The property needed to be overhauled. Time and neglect had turned the inspiring sculptures into symbols of despondency. The Kohler Foundation made a quick decision to save Hartman’s work. Not only did the organization underwrite the restoration, it provided landscapers and professionals to help.

“[They] carried concrete sculptures, helped conservators clean and pulled weeds,” says Yoho. “There are unique applications and installations with really unusual rocks. We had to bring rock specialists in to try to replace things.”

After the garden’s restoration, the foundation gifted the property back to Friends of the Hartman Rock Garden, a Springfield-based organization tasked to maintain the art attraction.

“It has something for everybody,” says Yoho. “It’s this amazing little island in this residential neighborhood.”

Walking through Ben Hartman’s former backyard, passing by his replicas of the Liberty Bell or the Betsy Ross House or the Springfield Central Fire Station, the time and care he invested is palpable.

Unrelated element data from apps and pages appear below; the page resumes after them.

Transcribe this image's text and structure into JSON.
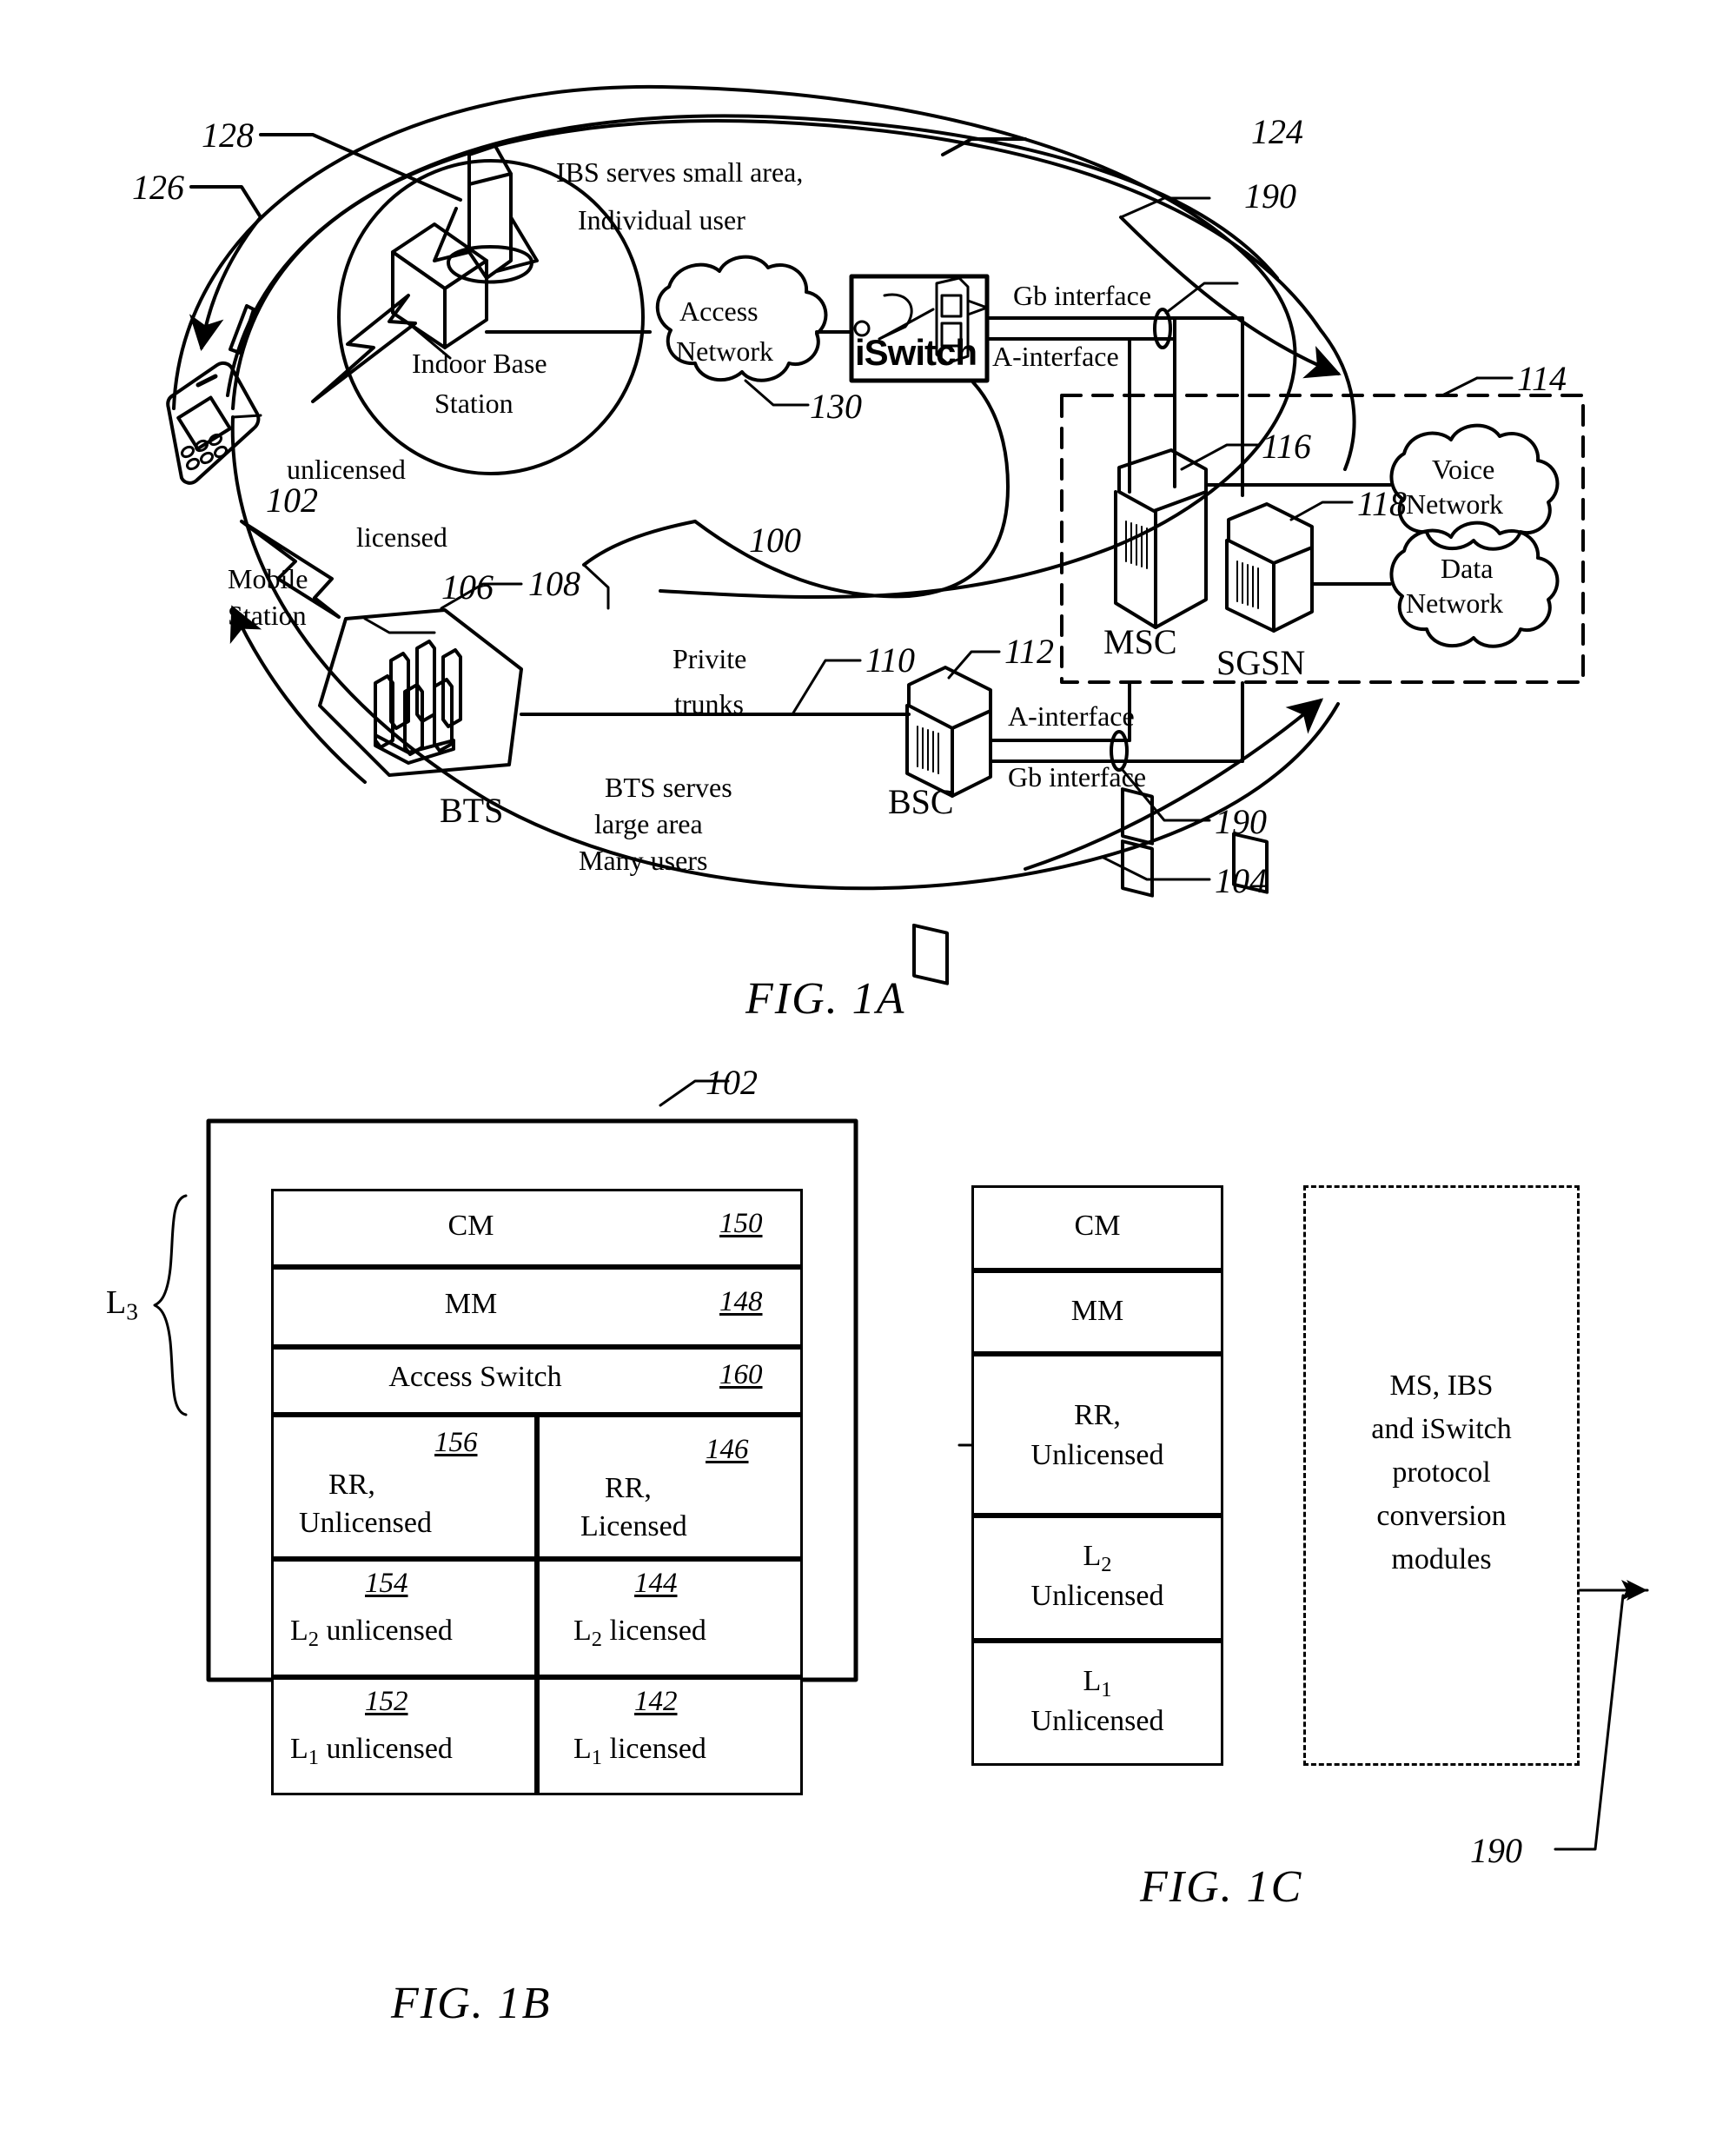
{
  "document": {
    "kind": "patent-drawing-sheet",
    "figures": [
      "FIG. 1A",
      "FIG. 1B",
      "FIG. 1C"
    ]
  },
  "fig1a": {
    "caption": "FIG. 1A",
    "annotations": {
      "ibs_note_line1": "IBS serves small area,",
      "ibs_note_line2": "Individual user",
      "bts_note_line1": "BTS serves",
      "bts_note_line2": "large area",
      "bts_note_line3": "Many users",
      "unlicensed": "unlicensed",
      "licensed": "licensed",
      "private_trunks_line1": "Privite",
      "private_trunks_line2": "trunks",
      "gb_interface_top": "Gb interface",
      "a_interface_top": "A-interface",
      "a_interface_bottom": "A-interface",
      "gb_interface_bottom": "Gb interface"
    },
    "nodes": {
      "indoor_base_station_line1": "Indoor Base",
      "indoor_base_station_line2": "Station",
      "mobile_station_line1": "Mobile",
      "mobile_station_line2": "Station",
      "access_network_line1": "Access",
      "access_network_line2": "Network",
      "iswitch": "iSwitch",
      "bts": "BTS",
      "bsc": "BSC",
      "msc": "MSC",
      "sgsn": "SGSN",
      "voice_network_line1": "Voice",
      "voice_network_line2": "Network",
      "data_network_line1": "Data",
      "data_network_line2": "Network"
    },
    "refs": {
      "r100": "100",
      "r102": "102",
      "r104": "104",
      "r106": "106",
      "r108": "108",
      "r110": "110",
      "r112": "112",
      "r114": "114",
      "r116": "116",
      "r118": "118",
      "r124": "124",
      "r126": "126",
      "r128": "128",
      "r130": "130",
      "r190_top": "190",
      "r190_bottom": "190"
    }
  },
  "fig1b": {
    "caption": "FIG. 1B",
    "outer_ref": "102",
    "bracket_label": "L",
    "bracket_sub": "3",
    "rows": [
      {
        "label": "CM",
        "ref": "150",
        "span": "full"
      },
      {
        "label": "MM",
        "ref": "148",
        "span": "full"
      },
      {
        "label": "Access Switch",
        "ref": "160",
        "span": "full"
      }
    ],
    "grid": [
      {
        "left": {
          "label_line1": "RR,",
          "label_line2": "Unlicensed",
          "ref": "156"
        },
        "right": {
          "label_line1": "RR,",
          "label_line2": "Licensed",
          "ref": "146"
        }
      },
      {
        "left": {
          "label_line1": "L",
          "label_sub": "2",
          "label_line2": " unlicensed",
          "ref": "154"
        },
        "right": {
          "label_line1": "L",
          "label_sub": "2",
          "label_line2": " licensed",
          "ref": "144"
        }
      },
      {
        "left": {
          "label_line1": "L",
          "label_sub": "1",
          "label_line2": " unlicensed",
          "ref": "152"
        },
        "right": {
          "label_line1": "L",
          "label_sub": "1",
          "label_line2": " licensed",
          "ref": "142"
        }
      }
    ]
  },
  "fig1c": {
    "caption": "FIG. 1C",
    "stack": [
      {
        "line1": "CM",
        "line2": ""
      },
      {
        "line1": "MM",
        "line2": ""
      },
      {
        "line1": "RR,",
        "line2": "Unlicensed"
      },
      {
        "line1": "L",
        "sub": "2",
        "line2": "Unlicensed"
      },
      {
        "line1": "L",
        "sub": "1",
        "line2": "Unlicensed"
      }
    ],
    "dashed_box": {
      "line1": "MS, IBS",
      "line2": "and iSwitch",
      "line3": "protocol",
      "line4": "conversion",
      "line5": "modules"
    },
    "ref_190": "190"
  },
  "colors": {
    "ink": "#000000",
    "paper": "#ffffff"
  }
}
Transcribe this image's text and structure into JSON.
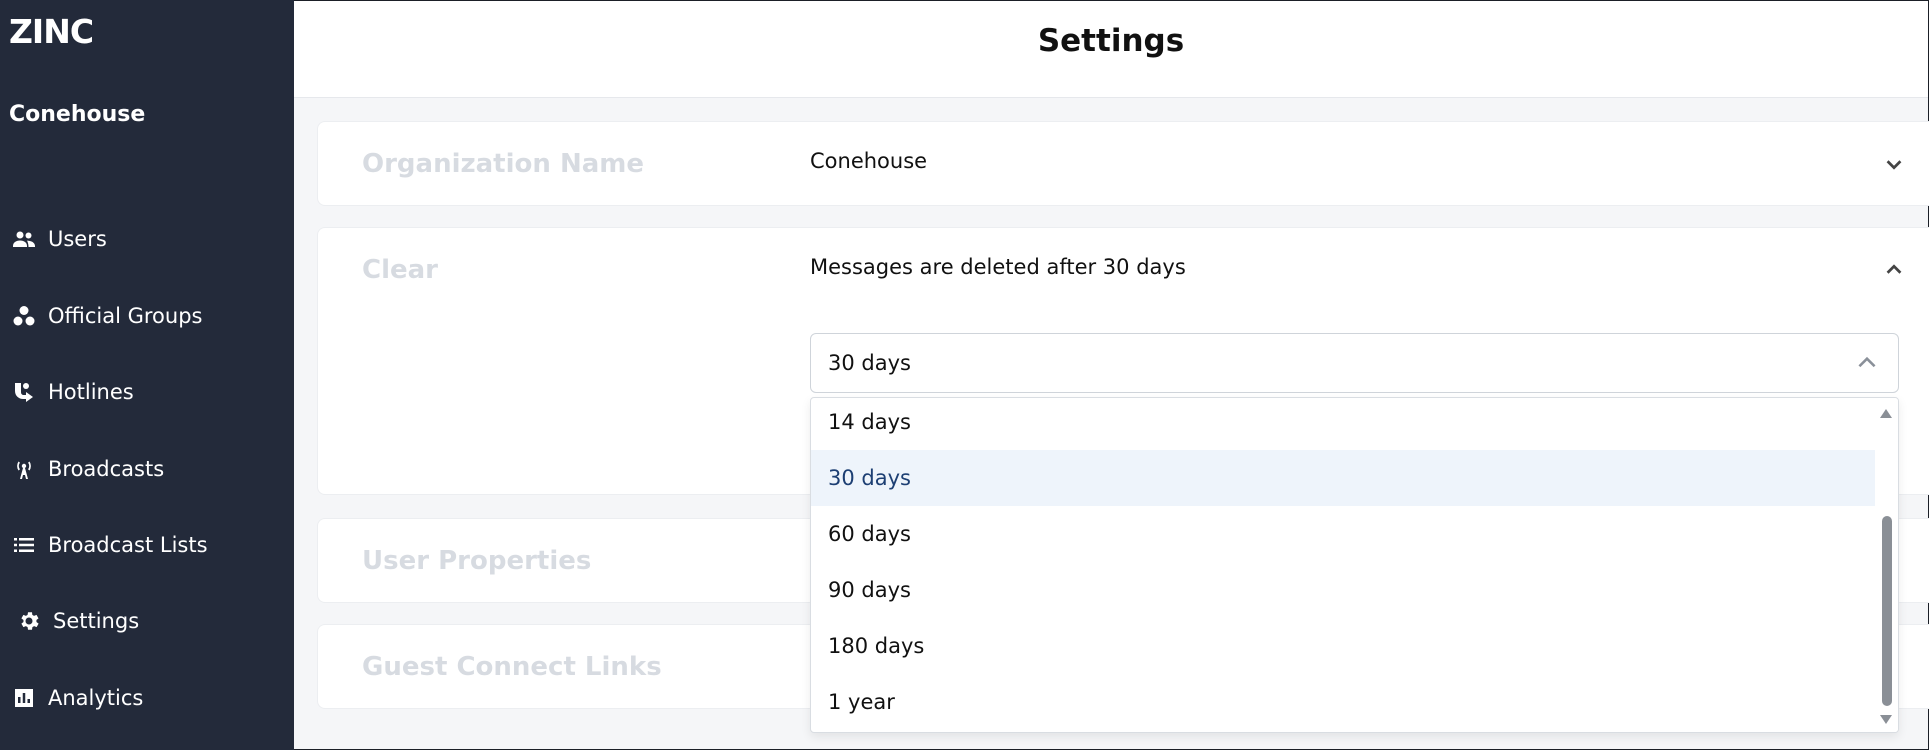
{
  "app": {
    "logo": "ZINC",
    "organization": "Conehouse"
  },
  "sidebar": {
    "items": [
      {
        "label": "Users",
        "icon": "users-icon"
      },
      {
        "label": "Official Groups",
        "icon": "groups-icon"
      },
      {
        "label": "Hotlines",
        "icon": "hotline-icon"
      },
      {
        "label": "Broadcasts",
        "icon": "broadcast-icon"
      },
      {
        "label": "Broadcast Lists",
        "icon": "list-icon"
      },
      {
        "label": "Settings",
        "icon": "gear-icon"
      },
      {
        "label": "Analytics",
        "icon": "analytics-icon"
      }
    ]
  },
  "header": {
    "title": "Settings"
  },
  "cards": {
    "org_name": {
      "label": "Organization Name",
      "value": "Conehouse"
    },
    "clear": {
      "label": "Clear",
      "value": "Messages are deleted after 30 days"
    },
    "user_properties": {
      "label": "User Properties"
    },
    "guest_links": {
      "label": "Guest Connect Links"
    }
  },
  "select": {
    "value": "30 days",
    "options": [
      "14 days",
      "30 days",
      "60 days",
      "90 days",
      "180 days",
      "1 year"
    ],
    "selected_index": 1
  },
  "colors": {
    "sidebar_bg": "#232a3a",
    "selected_bg": "#eef4fb",
    "selected_text": "#1d3f73",
    "label_muted": "#d7dbe1"
  }
}
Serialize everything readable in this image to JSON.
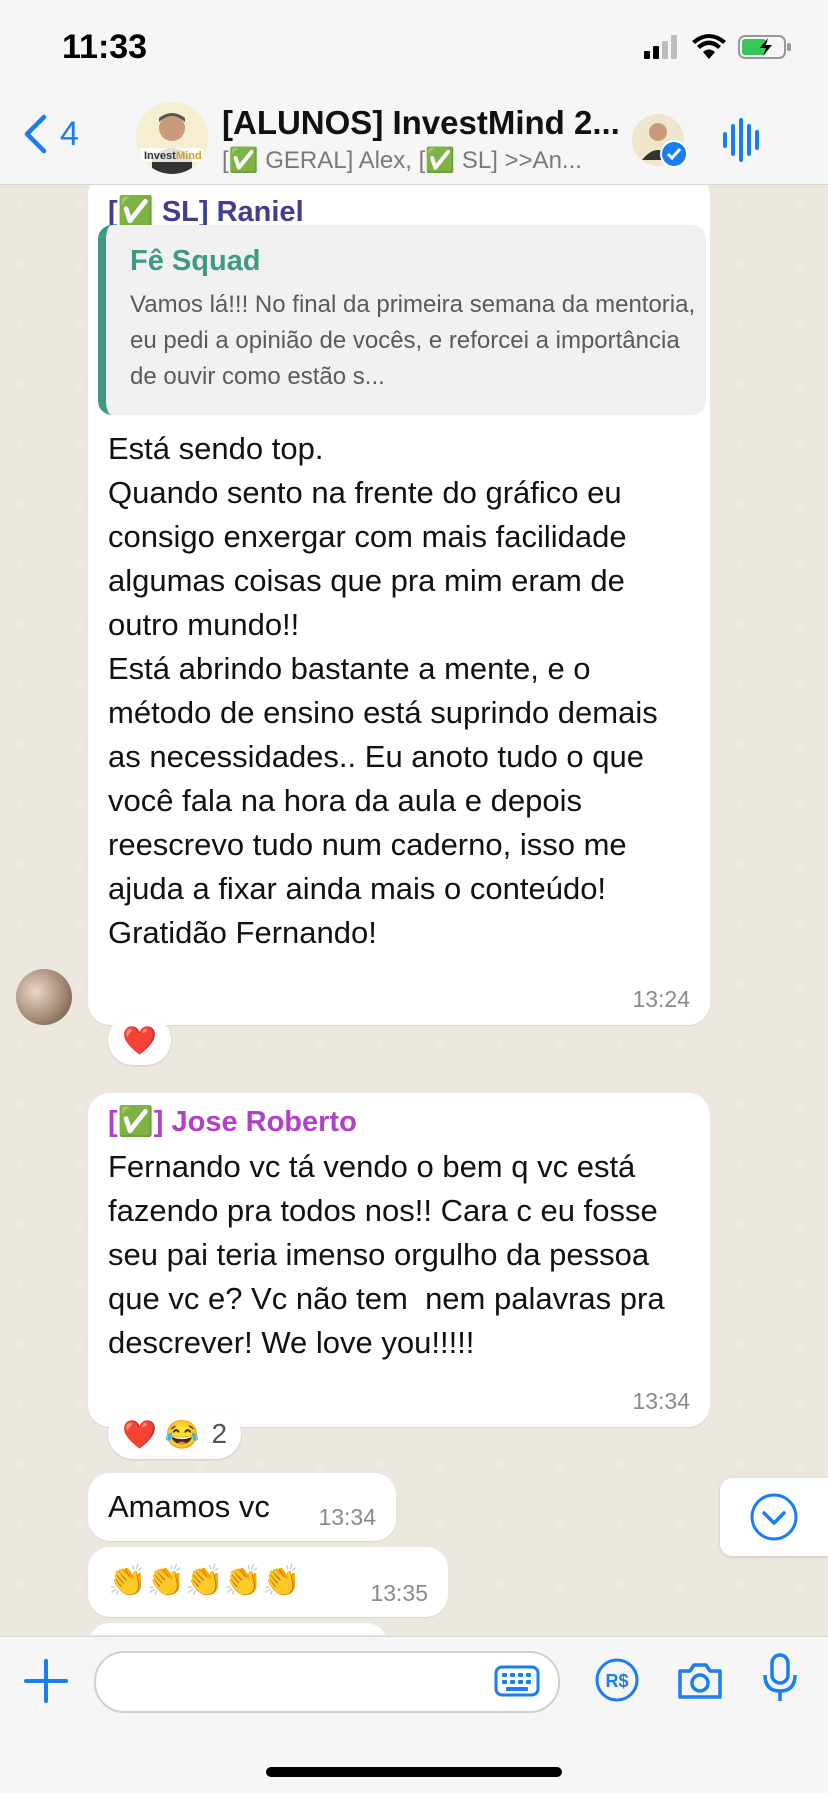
{
  "status": {
    "time": "11:33"
  },
  "header": {
    "back_count": "4",
    "title": "[ALUNOS] InvestMind 2...",
    "subtitle": "[✅ GERAL] Alex, [✅ SL] >>An..."
  },
  "messages": [
    {
      "sender": "[✅ SL] Raniel",
      "sender_color": "#3f3f8f",
      "quote_author": "Fê Squad",
      "quote_text": "Vamos lá!!! No final da primeira semana da mentoria, eu pedi a opinião de vocês, e reforcei a importância de ouvir como estão s...",
      "text": "Está sendo top.\nQuando sento na frente do gráfico eu consigo enxergar com mais facilidade algumas coisas que pra mim eram de outro mundo!!\nEstá abrindo bastante a mente, e o método de ensino está suprindo demais as necessidades.. Eu anoto tudo o que você fala na hora da aula e depois reescrevo tudo num caderno, isso me ajuda a fixar ainda mais o conteúdo!\nGratidão Fernando!",
      "time": "13:24",
      "reaction": "❤️"
    },
    {
      "sender": "[✅] Jose Roberto",
      "sender_color": "#b13fc8",
      "text": "Fernando vc tá vendo o bem q vc está fazendo pra todos nos!! Cara c eu fosse seu pai teria imenso orgulho da pessoa que vc e? Vc não tem  nem palavras pra descrever! We love you!!!!!",
      "time": "13:34",
      "reaction": "❤️ 😂",
      "reaction_count": "2"
    },
    {
      "text": "Amamos vc",
      "time": "13:34"
    },
    {
      "text": "👏👏👏👏👏",
      "time": "13:35"
    }
  ],
  "input": {
    "placeholder": ""
  },
  "colors": {
    "accent": "#1a7df0",
    "quote_bar": "#3e9a83",
    "chat_bg": "#ece7df"
  },
  "icons": [
    "chevron-left-icon",
    "audio-waveform-icon",
    "plus-icon",
    "keyboard-icon",
    "pix-icon",
    "camera-icon",
    "microphone-icon",
    "chevron-down-icon",
    "wifi-icon",
    "battery-icon",
    "signal-icon"
  ]
}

Stone by stone, day by day, year by year, Hartman built what his late wife Mary referred to as a “garden of love.” Ruth Hoover says her father would be honored that his creation has lived on.  

“He couldn’t express the delight he would have,” she says. “He would be so thrilled. I know that.”

Hartman Rock Garden

1905 Russell Ave., Springfield 45506
Hours: Open daily dawn until dusk
Admission: Free